Where a line below holds the string "Recruitment", that line goes into the answer.
** Input material follows **
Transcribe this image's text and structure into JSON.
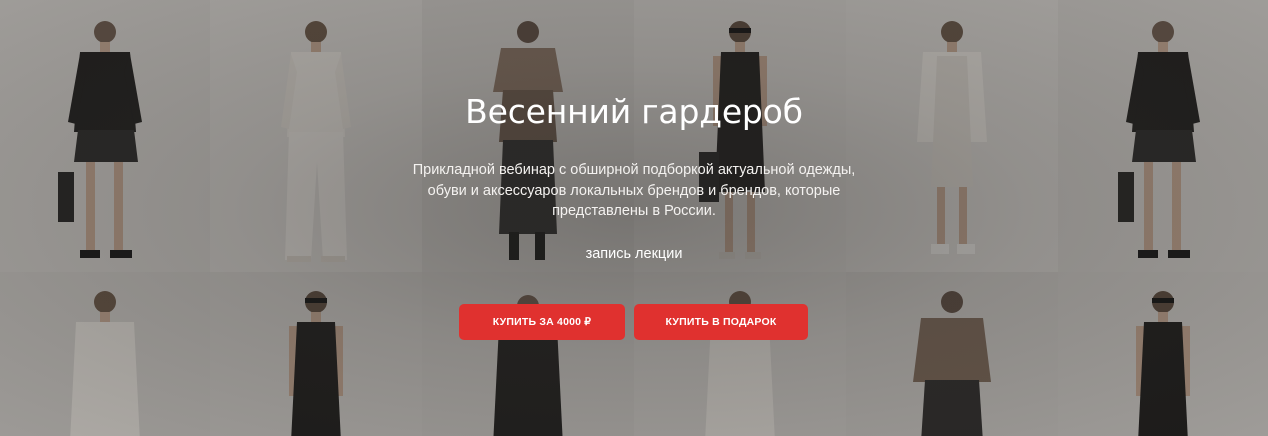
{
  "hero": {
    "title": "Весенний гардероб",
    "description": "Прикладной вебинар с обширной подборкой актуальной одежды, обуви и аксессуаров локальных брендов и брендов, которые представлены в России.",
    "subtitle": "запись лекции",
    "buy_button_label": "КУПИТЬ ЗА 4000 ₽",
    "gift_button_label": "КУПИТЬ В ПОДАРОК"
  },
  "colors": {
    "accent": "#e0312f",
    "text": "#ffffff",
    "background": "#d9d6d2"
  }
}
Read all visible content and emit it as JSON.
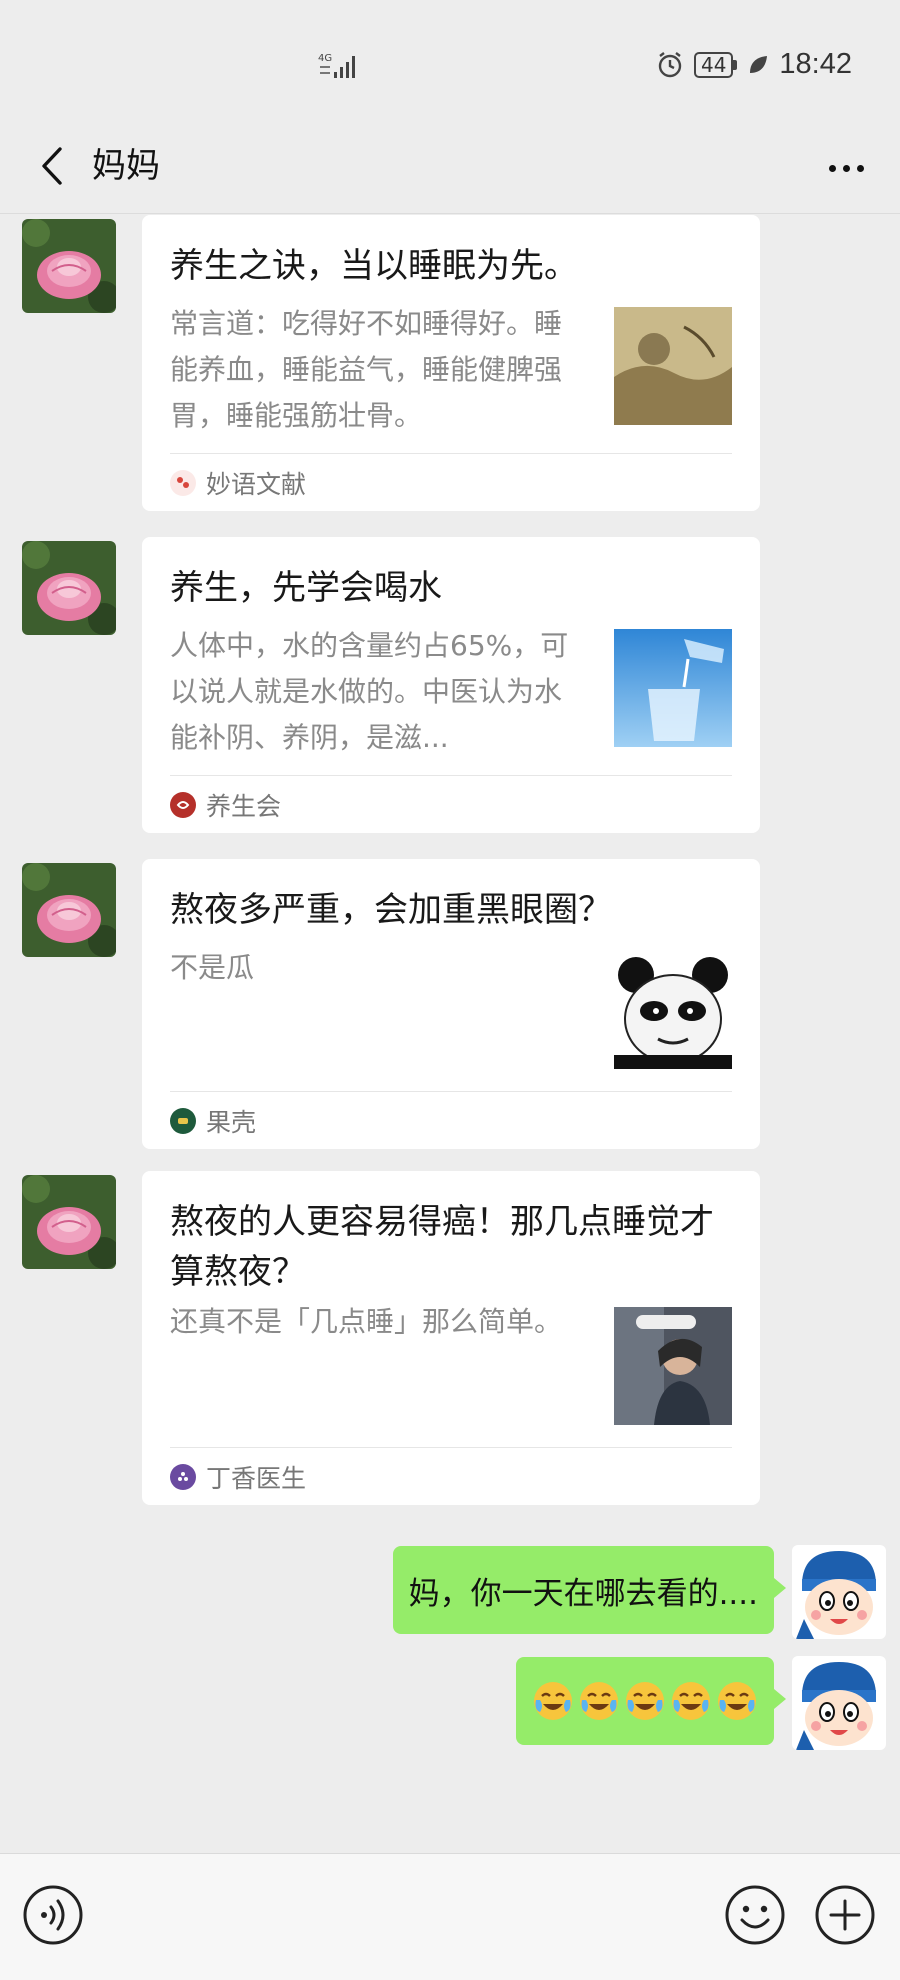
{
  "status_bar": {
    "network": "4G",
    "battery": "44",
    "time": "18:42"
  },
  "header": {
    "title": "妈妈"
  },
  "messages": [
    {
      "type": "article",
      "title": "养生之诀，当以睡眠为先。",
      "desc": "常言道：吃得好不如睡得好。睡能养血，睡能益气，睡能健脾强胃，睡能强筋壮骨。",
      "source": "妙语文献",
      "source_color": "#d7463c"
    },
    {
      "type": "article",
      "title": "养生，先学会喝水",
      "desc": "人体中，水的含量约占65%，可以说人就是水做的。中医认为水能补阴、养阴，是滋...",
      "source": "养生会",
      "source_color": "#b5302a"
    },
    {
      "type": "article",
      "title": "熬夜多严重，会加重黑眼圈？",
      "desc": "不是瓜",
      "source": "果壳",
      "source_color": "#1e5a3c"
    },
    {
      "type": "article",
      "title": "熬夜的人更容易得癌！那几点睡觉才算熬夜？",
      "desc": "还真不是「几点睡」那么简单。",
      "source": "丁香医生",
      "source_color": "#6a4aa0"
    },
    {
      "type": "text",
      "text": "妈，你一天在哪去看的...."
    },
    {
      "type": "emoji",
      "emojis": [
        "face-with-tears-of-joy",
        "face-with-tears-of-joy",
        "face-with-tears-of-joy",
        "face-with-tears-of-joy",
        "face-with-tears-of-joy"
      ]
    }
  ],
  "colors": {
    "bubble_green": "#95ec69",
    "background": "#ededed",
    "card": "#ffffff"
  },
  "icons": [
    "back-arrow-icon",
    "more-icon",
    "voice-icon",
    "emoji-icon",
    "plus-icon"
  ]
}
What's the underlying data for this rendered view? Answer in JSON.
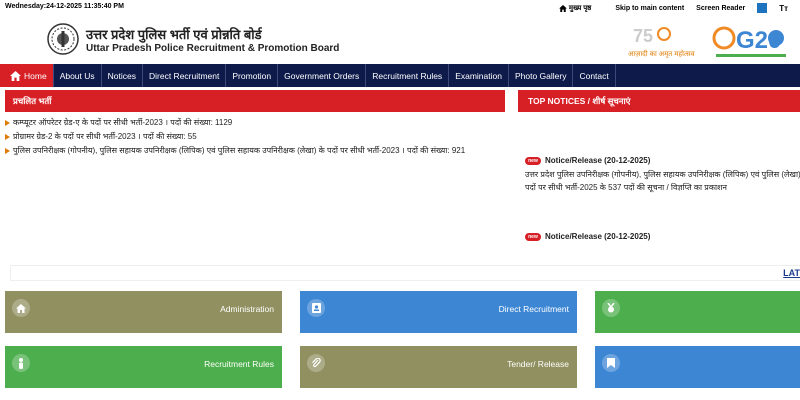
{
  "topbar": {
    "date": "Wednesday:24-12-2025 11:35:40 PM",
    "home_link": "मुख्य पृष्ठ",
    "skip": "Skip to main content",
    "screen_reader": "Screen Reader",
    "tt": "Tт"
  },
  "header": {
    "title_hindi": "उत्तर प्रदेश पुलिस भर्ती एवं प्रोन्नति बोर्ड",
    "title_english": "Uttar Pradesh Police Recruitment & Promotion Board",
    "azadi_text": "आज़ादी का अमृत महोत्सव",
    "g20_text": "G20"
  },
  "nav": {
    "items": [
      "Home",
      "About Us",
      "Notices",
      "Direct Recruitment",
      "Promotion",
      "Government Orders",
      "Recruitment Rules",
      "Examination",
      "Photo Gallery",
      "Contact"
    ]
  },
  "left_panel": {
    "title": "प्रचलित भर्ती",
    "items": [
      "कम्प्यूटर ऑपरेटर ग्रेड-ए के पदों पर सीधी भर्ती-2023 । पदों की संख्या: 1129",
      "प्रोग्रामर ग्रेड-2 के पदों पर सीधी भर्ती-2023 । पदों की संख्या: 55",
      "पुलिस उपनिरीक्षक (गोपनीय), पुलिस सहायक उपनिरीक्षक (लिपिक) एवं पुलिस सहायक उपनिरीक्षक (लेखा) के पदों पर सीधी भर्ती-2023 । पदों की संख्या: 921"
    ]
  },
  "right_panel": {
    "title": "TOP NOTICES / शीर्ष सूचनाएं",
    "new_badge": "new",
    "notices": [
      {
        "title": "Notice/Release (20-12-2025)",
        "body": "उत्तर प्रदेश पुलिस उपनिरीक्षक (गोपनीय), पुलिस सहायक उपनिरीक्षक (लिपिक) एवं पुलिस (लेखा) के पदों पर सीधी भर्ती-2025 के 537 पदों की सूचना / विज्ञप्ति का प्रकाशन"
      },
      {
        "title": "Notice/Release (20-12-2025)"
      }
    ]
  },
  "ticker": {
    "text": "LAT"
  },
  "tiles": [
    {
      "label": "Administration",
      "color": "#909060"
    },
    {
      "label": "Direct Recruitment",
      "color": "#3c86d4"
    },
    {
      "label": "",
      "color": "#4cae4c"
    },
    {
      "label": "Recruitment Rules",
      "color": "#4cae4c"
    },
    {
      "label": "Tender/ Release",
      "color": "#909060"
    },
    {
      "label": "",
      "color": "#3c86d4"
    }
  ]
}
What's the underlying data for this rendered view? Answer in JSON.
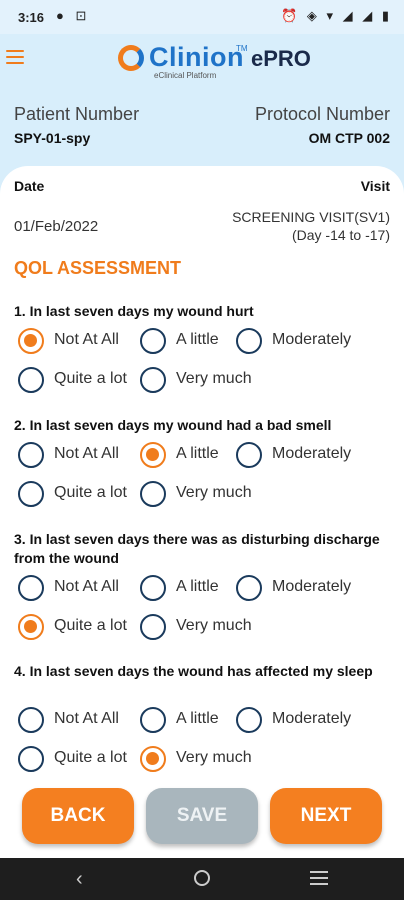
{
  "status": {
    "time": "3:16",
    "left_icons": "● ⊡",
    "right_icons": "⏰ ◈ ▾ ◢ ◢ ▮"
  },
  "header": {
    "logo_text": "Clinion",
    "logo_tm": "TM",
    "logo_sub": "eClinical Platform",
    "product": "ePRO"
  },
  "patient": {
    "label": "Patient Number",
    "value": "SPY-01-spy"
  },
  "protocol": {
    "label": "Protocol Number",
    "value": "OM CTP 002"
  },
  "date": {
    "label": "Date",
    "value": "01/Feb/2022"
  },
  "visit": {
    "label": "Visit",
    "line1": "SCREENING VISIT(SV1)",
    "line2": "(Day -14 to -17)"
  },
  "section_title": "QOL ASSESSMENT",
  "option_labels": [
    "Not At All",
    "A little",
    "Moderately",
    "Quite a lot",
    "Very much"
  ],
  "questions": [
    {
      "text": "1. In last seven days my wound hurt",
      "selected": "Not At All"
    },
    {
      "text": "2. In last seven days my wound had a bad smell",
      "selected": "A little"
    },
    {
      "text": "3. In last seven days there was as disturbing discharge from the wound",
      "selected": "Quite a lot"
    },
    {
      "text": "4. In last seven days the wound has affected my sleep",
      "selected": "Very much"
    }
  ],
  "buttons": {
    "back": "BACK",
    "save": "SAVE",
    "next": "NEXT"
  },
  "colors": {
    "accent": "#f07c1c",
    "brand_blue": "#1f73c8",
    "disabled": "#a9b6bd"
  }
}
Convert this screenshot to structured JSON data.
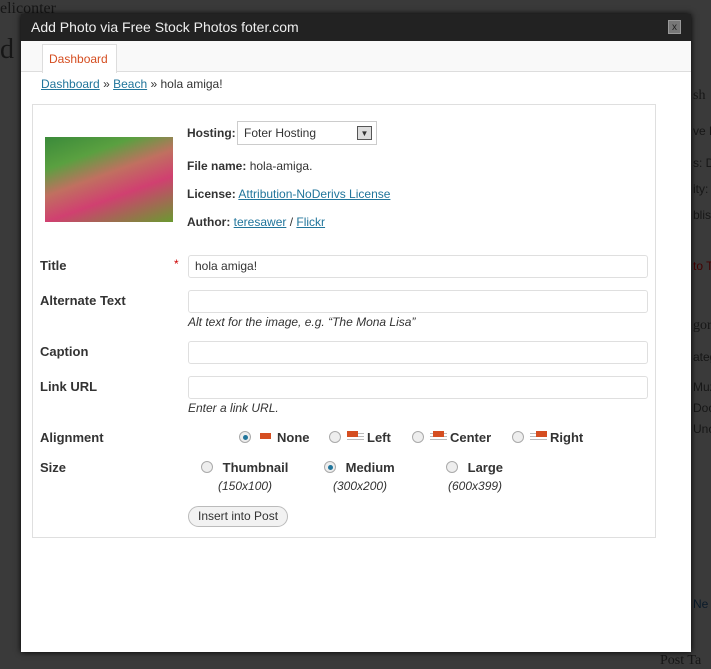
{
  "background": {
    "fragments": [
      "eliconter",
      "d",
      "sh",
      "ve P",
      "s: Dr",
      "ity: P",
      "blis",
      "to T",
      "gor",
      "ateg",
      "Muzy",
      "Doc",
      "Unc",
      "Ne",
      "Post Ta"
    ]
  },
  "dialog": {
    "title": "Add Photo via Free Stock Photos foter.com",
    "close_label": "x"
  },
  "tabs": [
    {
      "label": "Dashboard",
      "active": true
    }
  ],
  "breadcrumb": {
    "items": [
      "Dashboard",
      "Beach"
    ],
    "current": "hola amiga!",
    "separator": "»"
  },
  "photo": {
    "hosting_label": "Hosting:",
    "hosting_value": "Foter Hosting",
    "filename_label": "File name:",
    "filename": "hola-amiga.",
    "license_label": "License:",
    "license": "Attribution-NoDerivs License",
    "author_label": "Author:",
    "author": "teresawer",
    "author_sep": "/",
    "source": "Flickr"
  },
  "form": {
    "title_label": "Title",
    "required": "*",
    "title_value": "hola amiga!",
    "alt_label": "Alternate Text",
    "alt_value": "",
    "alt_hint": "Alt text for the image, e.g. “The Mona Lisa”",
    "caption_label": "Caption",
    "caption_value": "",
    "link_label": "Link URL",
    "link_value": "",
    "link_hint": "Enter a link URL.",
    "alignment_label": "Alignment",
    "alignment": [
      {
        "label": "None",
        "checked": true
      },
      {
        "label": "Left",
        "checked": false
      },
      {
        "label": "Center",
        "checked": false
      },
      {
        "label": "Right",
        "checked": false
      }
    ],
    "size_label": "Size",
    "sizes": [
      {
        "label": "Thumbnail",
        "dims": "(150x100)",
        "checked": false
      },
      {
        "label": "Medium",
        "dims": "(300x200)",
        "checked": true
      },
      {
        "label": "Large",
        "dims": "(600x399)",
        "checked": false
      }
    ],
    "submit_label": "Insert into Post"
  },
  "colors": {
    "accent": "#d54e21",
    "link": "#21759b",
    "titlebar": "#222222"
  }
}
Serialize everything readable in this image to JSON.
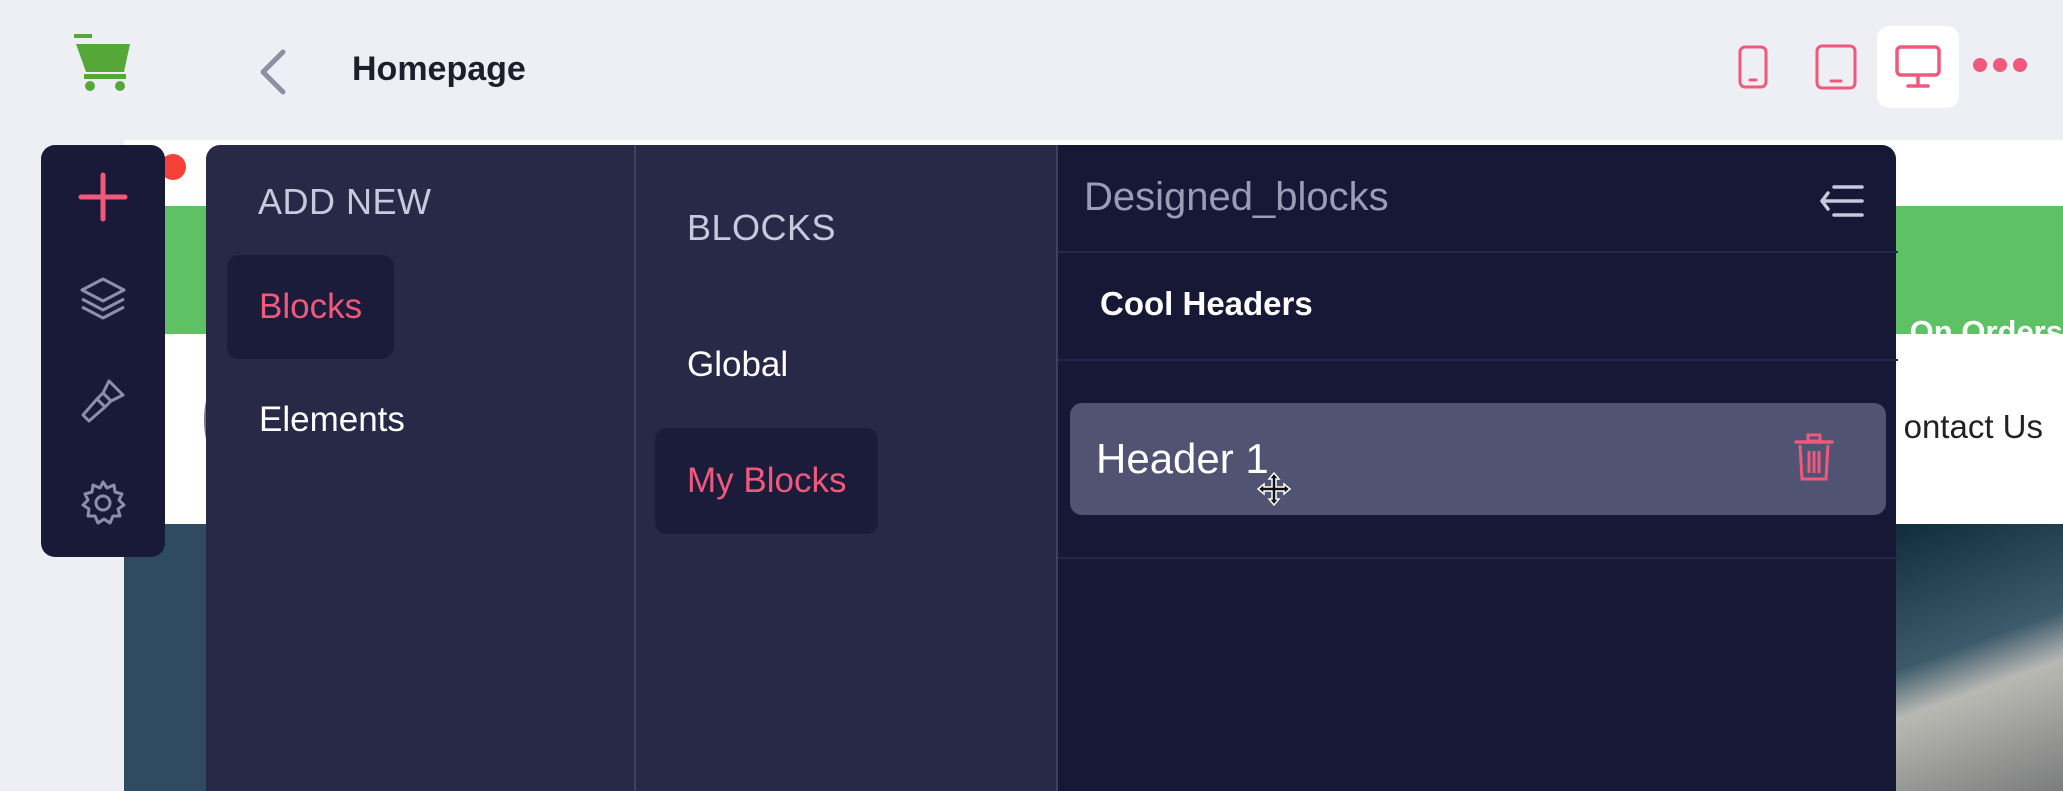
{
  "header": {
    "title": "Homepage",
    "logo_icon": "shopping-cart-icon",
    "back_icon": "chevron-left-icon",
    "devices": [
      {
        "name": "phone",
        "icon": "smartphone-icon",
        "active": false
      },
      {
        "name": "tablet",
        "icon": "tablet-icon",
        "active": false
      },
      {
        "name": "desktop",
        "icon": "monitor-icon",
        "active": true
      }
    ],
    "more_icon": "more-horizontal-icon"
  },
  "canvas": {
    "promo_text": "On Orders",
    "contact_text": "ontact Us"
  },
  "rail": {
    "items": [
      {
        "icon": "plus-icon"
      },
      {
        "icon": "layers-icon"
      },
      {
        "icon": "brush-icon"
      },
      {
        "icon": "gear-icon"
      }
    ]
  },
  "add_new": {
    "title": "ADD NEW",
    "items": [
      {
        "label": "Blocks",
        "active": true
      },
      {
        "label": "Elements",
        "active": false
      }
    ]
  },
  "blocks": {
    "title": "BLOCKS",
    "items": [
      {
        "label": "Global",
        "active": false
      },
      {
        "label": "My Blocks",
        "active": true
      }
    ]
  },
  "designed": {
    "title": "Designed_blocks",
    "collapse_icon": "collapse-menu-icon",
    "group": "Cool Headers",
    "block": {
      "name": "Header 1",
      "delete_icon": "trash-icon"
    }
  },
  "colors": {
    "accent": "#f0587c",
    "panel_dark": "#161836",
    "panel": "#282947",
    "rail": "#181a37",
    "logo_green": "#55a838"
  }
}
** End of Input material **
Exercise output:
    "title_english": "Uttar Pradesh Police Recruitment & Promotion Board",
      "Direct Recruitment",
      "Recruitment Rules",
      "label": "Direct Recruitment",
      "label": "Recruitment Rules",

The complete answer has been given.